No words can adequately sum up the horror and loss experienced by the community of Newtown, Conn., in the wake of Friday’s massacre, in which most of the victims were children. U.S. President Barack Obama expressed the sentiments of more than just Americans when he said “our hearts are broken today.” Nearly every parent, every teacher, felt the same.
Within hours of the shootings, the inexorable debate began in the United States again: What can be done to stop gun violence? Obama himself signalled that the time for political action had come. “As a country, we have been through this too many times,” he said in his address to Americans Friday afternoon. “Whether it’s an elementary school in Newtown or a shopping mall in Oregon or a temple in Wisconsin or a movie theater in Aurora or a street corner in Chicago, these neighborhoods are our neighborhoods and these children are our children.
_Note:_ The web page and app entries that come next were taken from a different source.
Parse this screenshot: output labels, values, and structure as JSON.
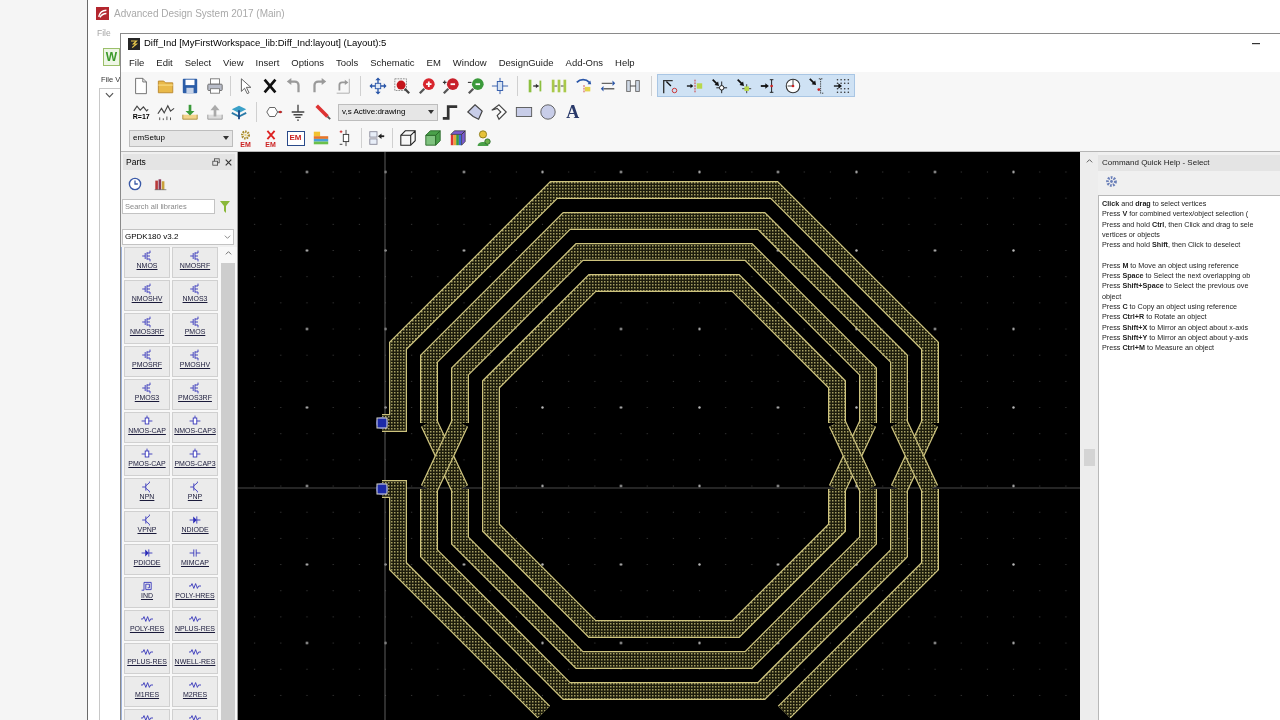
{
  "main_window": {
    "title": "Advanced Design System 2017 (Main)",
    "menu_item": "File",
    "workspace_button": "W",
    "tab": "File V"
  },
  "layout_window": {
    "title": "Diff_Ind [MyFirstWorkspace_lib:Diff_Ind:layout] (Layout):5",
    "menu": [
      "File",
      "Edit",
      "Select",
      "View",
      "Insert",
      "Options",
      "Tools",
      "Schematic",
      "EM",
      "Window",
      "DesignGuide",
      "Add-Ons",
      "Help"
    ],
    "toolbar_2": {
      "resistance_label": "R=17",
      "layer_dropdown": "v,s Active:drawing",
      "text_tool": "A"
    },
    "toolbar_3": {
      "setup_dropdown": "emSetup",
      "em_buttons": [
        {
          "kind": "gear",
          "label": "EM"
        },
        {
          "kind": "cancel",
          "label": "EM"
        },
        {
          "kind": "boxed",
          "label": "EM"
        }
      ]
    }
  },
  "parts_panel": {
    "title": "Parts",
    "search": {
      "placeholder": "Search all libraries"
    },
    "library": "GPDK180 v3.2",
    "parts": [
      {
        "kind": "mos",
        "label": "NMOS"
      },
      {
        "kind": "mos",
        "label": "NMOSRF"
      },
      {
        "kind": "mos",
        "label": "NMOSHV"
      },
      {
        "kind": "mos",
        "label": "NMOS3"
      },
      {
        "kind": "mos",
        "label": "NMOS3RF"
      },
      {
        "kind": "mos",
        "label": "PMOS"
      },
      {
        "kind": "mos",
        "label": "PMOSRF"
      },
      {
        "kind": "mos",
        "label": "PMOSHV"
      },
      {
        "kind": "mos",
        "label": "PMOS3"
      },
      {
        "kind": "mos",
        "label": "PMOS3RF"
      },
      {
        "kind": "moscap",
        "label": "NMOS-CAP"
      },
      {
        "kind": "moscap",
        "label": "NMOS-CAP3"
      },
      {
        "kind": "moscap",
        "label": "PMOS-CAP"
      },
      {
        "kind": "moscap",
        "label": "PMOS-CAP3"
      },
      {
        "kind": "bjt",
        "label": "NPN"
      },
      {
        "kind": "bjt",
        "label": "PNP"
      },
      {
        "kind": "bjt",
        "label": "VPNP"
      },
      {
        "kind": "diode",
        "label": "NDIODE"
      },
      {
        "kind": "diode",
        "label": "PDIODE"
      },
      {
        "kind": "cap",
        "label": "MIMCAP"
      },
      {
        "kind": "ind",
        "label": "IND"
      },
      {
        "kind": "res",
        "label": "POLY-HRES"
      },
      {
        "kind": "res",
        "label": "POLY-RES"
      },
      {
        "kind": "res",
        "label": "NPLUS-RES"
      },
      {
        "kind": "res",
        "label": "PPLUS-RES"
      },
      {
        "kind": "res",
        "label": "NWELL-RES"
      },
      {
        "kind": "res",
        "label": "M1RES"
      },
      {
        "kind": "res",
        "label": "M2RES"
      },
      {
        "kind": "res"
      },
      {
        "kind": "res"
      }
    ]
  },
  "quick_help": {
    "title": "Command Quick Help - Select",
    "paragraphs": [
      [
        "**Click** and **drag** to select vertices",
        "Press **V** for combined vertex/object selection (",
        "Press and hold **Ctrl**, then Click and drag to sele",
        "vertices or objects",
        "Press and hold **Shift**, then Click to deselect"
      ],
      [
        "Press **M** to Move an object using reference",
        "Press **Space** to Select the next overlapping ob",
        "Press **Shift+Space** to Select the previous ove",
        "object",
        "Press **C** to Copy an object using reference",
        "Press **Ctrl+R** to Rotate an object",
        "Press **Shift+X** to Mirror an object about x-axis",
        "Press **Shift+Y** to Mirror an object about y-axis",
        "Press **Ctrl+M** to Measure an object"
      ]
    ]
  }
}
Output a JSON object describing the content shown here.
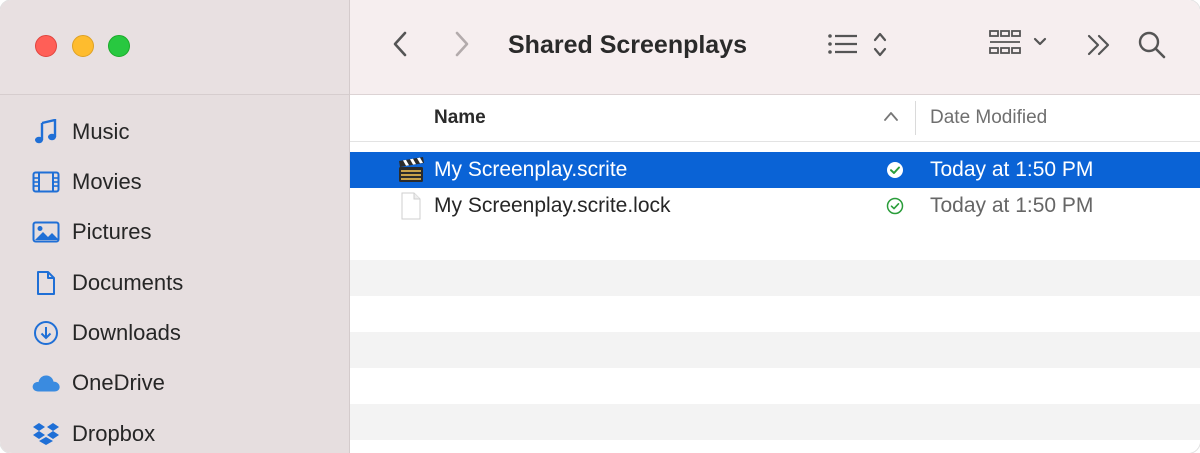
{
  "window": {
    "title": "Shared Screenplays"
  },
  "sidebar": {
    "items": [
      {
        "label": "Music",
        "icon": "music-note-icon"
      },
      {
        "label": "Movies",
        "icon": "film-strip-icon"
      },
      {
        "label": "Pictures",
        "icon": "photo-icon"
      },
      {
        "label": "Documents",
        "icon": "document-icon"
      },
      {
        "label": "Downloads",
        "icon": "download-circle-icon"
      },
      {
        "label": "OneDrive",
        "icon": "onedrive-cloud-icon"
      },
      {
        "label": "Dropbox",
        "icon": "dropbox-icon"
      }
    ]
  },
  "toolbar": {
    "back_icon": "chevron-left-icon",
    "forward_icon": "chevron-right-icon",
    "list_view_icon": "list-view-icon",
    "group_icon": "grid-group-icon",
    "more_icon": "double-chevron-right-icon",
    "search_icon": "search-icon"
  },
  "columns": {
    "name": "Name",
    "date_modified": "Date Modified"
  },
  "files": [
    {
      "name": "My Screenplay.scrite",
      "date": "Today at 1:50 PM",
      "icon": "clapperboard-icon",
      "status": "synced-icon",
      "selected": true
    },
    {
      "name": "My Screenplay.scrite.lock",
      "date": "Today at 1:50 PM",
      "icon": "blank-document-icon",
      "status": "synced-icon",
      "selected": false
    }
  ],
  "colors": {
    "accent": "#0a63d6",
    "sidebar_bg": "#e6dedf",
    "toolbar_bg": "#f6eeef",
    "icon_blue": "#1f6fd6",
    "sync_green": "#2a9d3a"
  }
}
And we’re going to have to come together and take meaningful action to prevent more tragedies like this, regardless of the politics.”
Just as quickly, though, the intractable voices on both sides of the U.S. gun-control debate began their braying. And given the current state of the U.S. Congress, where both the bipartisan relationship and ability to move forward on meaningful legislation ranges from dysfunctional to gridlocked, it’s already clear that no action will occur anytime soon.
Could Hollywood, however, lead where American lawmakers fail?
Let me preface my main point by saying that this is not a condemnation of the American motion picture industry. Like any other industry, it has produced some spectacular failures and some radiant gems. At this time of year, we revel in some of its best work — classic holiday films that lift spirits and convey real meaning about life and love and giving. We can scarcely imagine the holiday season without the classic celluloid of It’s a Wonderful Life, Miracle on 34th Street, Scrooge or White Christmas.
Film has, and has always had, an enormous influence on American culture and its youth. Historically, television and motion pictures have pioneered attitudinal change and the cracking of stereotypes on issues such as race, culture, class struggle and sexual orientation. Hollywood’s film industry played an enormous role in America’s coming to terms with its own ghosts and nightmares — Vietnam, assassinations, the civil rights movement, Richard Nixon, Iraq, and 9/11 among them. The film industry, which employs some of the most creative minds in the country, has enormous power, reach and influence.
So — could it lead on the issue of gun violence? Gunplay is a staple of modern filmmaking. Consider what’s on screens in theatres right now, even as Newtown mourns its dead: Killing Them Softly, Skyfall, Jack Reacher. Consider that movies such as Marvel’s The Avengers, The Dark Knight Rises, The Hunger Games, Taken 2, The Amazing Spider-Man, Men in Black 3 and The Bourne Legacy have been among the most profitable films of the year.
This is not to suggest that gun violence be scoured from the movie industry — an impossible and impractical idea. Nor is it a plea for Hollywood to return to a kind of Hays Code as far as guns are concerned.
But in memory of the children of Newtown — zip code 06470 — could some single calendar year (perhaps 2017, given existing post-production timetables) be one in which Hollywood’s studios forgo, for merely 12 months, the release of motion pictures that portray gun violence? And in so doing, could the creative minds of the movie industry begin, in their own way, to blunt the national American obsession with bullet-riddled death? To my mind, Hollywood has an opportunity here, once more, to lead — and to accomplish, however incrementally, what America’s atrophied politics cannot.